McGookey writes prose poems, allowing her the freedom to develop her thoughts while using the fragmentation of poetry to create lines of depth. In “Shallow” she describes a living moon. “She is pinned to the sky, unapproachable: to be aloof, to be cold and disinterested and not afraid if anyone knows is a decent strategy.” McGookey clearly does not emulate these traits, and so her poems reach out to the reader.
We listen as McGookey interprets life through the decision of becoming a mother, and then the mother who does not conceive. In “Again” she opens with: “Never conceived, never arrived into the light and the clatter and the chill. Never rapt, like a statue. Never arrived for the slap…” She is grieving the loss of the life never created with the same intensity we grieve the loss of those who die. In both situations, we are left with an absence. One carries memories and the other possibilities, but neither are tangible no matter how much they are experienced.
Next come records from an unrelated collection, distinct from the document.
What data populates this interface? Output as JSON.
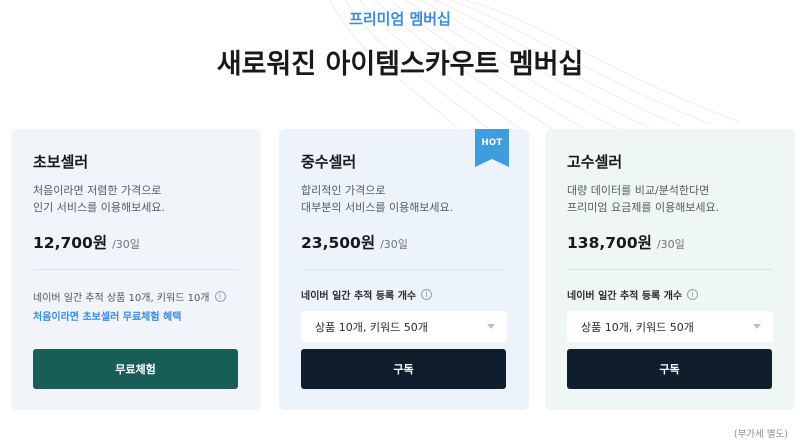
{
  "header": {
    "eyebrow": "프리미엄 멤버십",
    "title": "새로워진 아이템스카우트 멤버십"
  },
  "plans": [
    {
      "name": "초보셀러",
      "desc_line1": "처음이라면 저렴한 가격으로",
      "desc_line2": "인기 서비스를 이용해보세요.",
      "price": "12,700원",
      "period": "/30일",
      "feature": "네이버 일간 추적 상품 10개, 키워드 10개",
      "promo": "처음이라면 초보셀러 무료체험 혜택",
      "button": "무료체험"
    },
    {
      "name": "중수셀러",
      "badge": "HOT",
      "desc_line1": "합리적인 가격으로",
      "desc_line2": "대부분의 서비스를 이용해보세요.",
      "price": "23,500원",
      "period": "/30일",
      "feature_label": "네이버 일간 추적 등록 개수",
      "select_value": "상품 10개, 키워드 50개",
      "button": "구독"
    },
    {
      "name": "고수셀러",
      "desc_line1": "대량 데이터를 비교/분석한다면",
      "desc_line2": "프리미엄 요금제를 이용해보세요.",
      "price": "138,700원",
      "period": "/30일",
      "feature_label": "네이버 일간 추적 등록 개수",
      "select_value": "상품 10개, 키워드 50개",
      "button": "구독"
    }
  ],
  "footer": {
    "vat_note": "(부가세 별도)"
  },
  "icons": {
    "info": "info-icon",
    "dropdown": "chevron-down-icon",
    "badge": "hot-ribbon-icon"
  },
  "colors": {
    "accent": "#3b8be0",
    "trial_button": "#185e57",
    "subscribe_button": "#0f1d2c",
    "hot_badge": "#3f9ddf"
  }
}
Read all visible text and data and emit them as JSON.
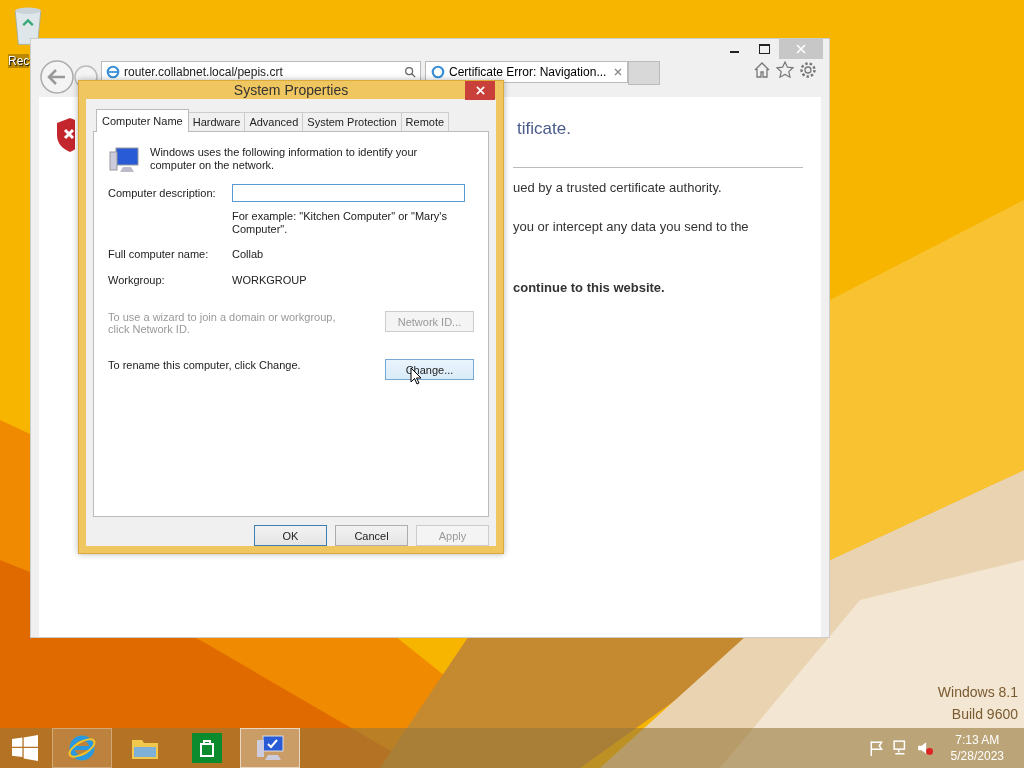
{
  "desktop": {
    "icons": [
      {
        "label": "Rec"
      }
    ],
    "watermark": [
      "Windows 8.1",
      "Build 9600"
    ]
  },
  "browser": {
    "address": "router.collabnet.local/pepis.crt",
    "tabs": [
      {
        "title": "Certificate Error: Navigation...",
        "selected": true
      }
    ],
    "page": {
      "heading": "tificate.",
      "lines": [
        "ued by a trusted certificate authority.",
        "you or intercept any data you send to the"
      ],
      "bold_line": "continue to this website."
    }
  },
  "dialog": {
    "title": "System Properties",
    "tabs": [
      {
        "label": "Computer Name",
        "selected": true
      },
      {
        "label": "Hardware",
        "selected": false
      },
      {
        "label": "Advanced",
        "selected": false
      },
      {
        "label": "System Protection",
        "selected": false
      },
      {
        "label": "Remote",
        "selected": false
      }
    ],
    "intro": "Windows uses the following information to identify your computer on the network.",
    "description_label": "Computer description:",
    "description_hint": "For example: \"Kitchen Computer\" or \"Mary's Computer\".",
    "rows": [
      {
        "label": "Full computer name:",
        "value": "Collab"
      },
      {
        "label": "Workgroup:",
        "value": "WORKGROUP"
      }
    ],
    "actions": [
      {
        "text": "To use a wizard to join a domain or workgroup, click Network ID.",
        "button": "Network ID...",
        "disabled": true
      },
      {
        "text": "To rename this computer, click Change.",
        "button": "Change...",
        "disabled": false
      }
    ],
    "buttons": [
      {
        "label": "OK",
        "default": true,
        "disabled": false
      },
      {
        "label": "Cancel",
        "default": false,
        "disabled": false
      },
      {
        "label": "Apply",
        "default": false,
        "disabled": true
      }
    ]
  },
  "taskbar": {
    "apps": [
      {
        "kind": "browser",
        "selected": false
      },
      {
        "kind": "folder",
        "selected": false
      },
      {
        "kind": "store",
        "selected": false
      },
      {
        "kind": "system",
        "selected": true
      }
    ],
    "time": "7:13 AM",
    "date": "5/28/2023"
  }
}
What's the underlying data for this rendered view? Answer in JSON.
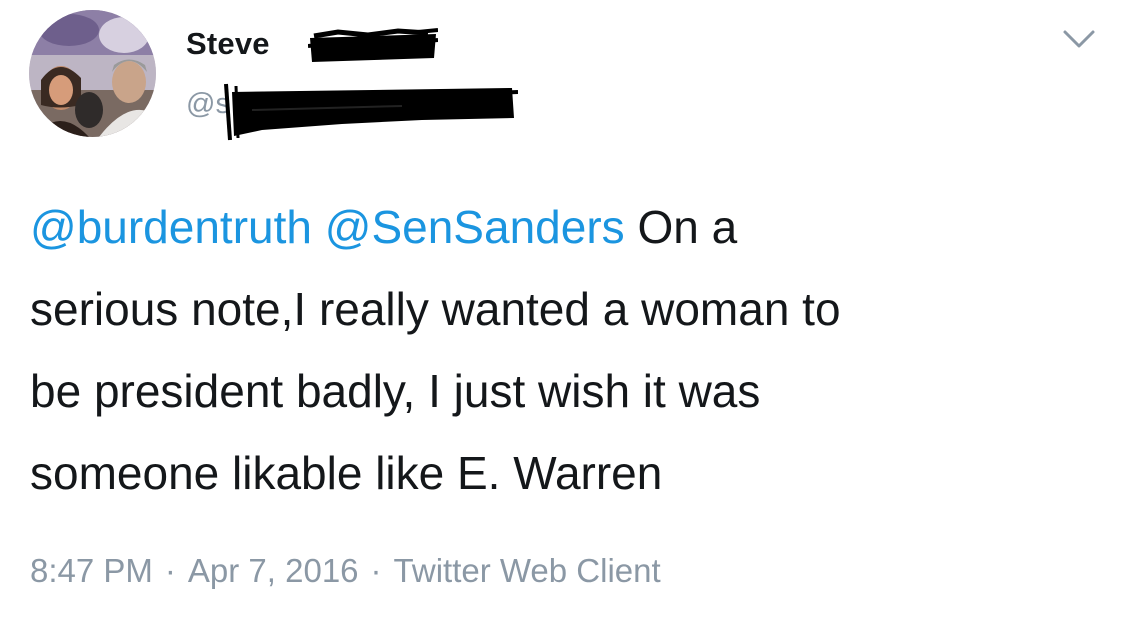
{
  "author": {
    "display_name_visible": "Steve",
    "handle_visible": "@s",
    "avatar_icon": "profile-photo"
  },
  "menu_icon": "chevron-down-icon",
  "tweet": {
    "mentions": [
      "@burdentruth",
      "@SenSanders"
    ],
    "line1_text": "On a",
    "line2": "serious note,I really wanted a woman to",
    "line3": "be president badly, I just wish it was",
    "line4": "someone likable like E. Warren"
  },
  "meta": {
    "time": "8:47 PM",
    "separator": "·",
    "date": "Apr 7, 2016",
    "client": "Twitter Web Client"
  },
  "colors": {
    "text": "#14171a",
    "link": "#1b95e0",
    "muted": "#8b98a5",
    "redaction": "#000000"
  }
}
She is continually struck by the grief and horror an individual can experience that does
not impact the world. How life seems to go on all around you as your own life falls apart. In “Like Stars” she describes an awe-inspiring evening setting full of the life of insects and birds, and ends with the line: “Right now my friend is having a baby boy who is expected to die.” In “Sometimes the Ache Sleeps” we see her facing her parent’s declining health, “But each day the purple morning glories bloomed after the sun rose, and each day promised to be just like the one before.” At times, the poet seems to be torn between the thankfulness for ongoing life and being stunned that all the world does not understand your grief. But grief, while universally experienced, is a private affair.
The title poem expresses a theme found throughout these poems. The longing to hang on to what we had while having what is changing. She wants to stay with her ailing mom, who sends her up to her husband. But they only trade places so the husband cares for her mother while she nurses her child. We have a desire to keep what we have, yet we want what we do not have. You cannot care for your dying mother and your young son at the same time. We desire change and we desire to stay in our place.
Clearly, this collection is full of much pain. But she does not lose herself in the pain. She acknowledges it, struggles with it, but still recognizes the beauty around her. She seems in awe of life, wanting to experience it from a distance but finding herself an active part of it. When no hope seems left, she finds it in a note from her mother, the unconditional love of her child, or in the vision of a teenage boy with one leg water skiing and looking for girls in bikinis.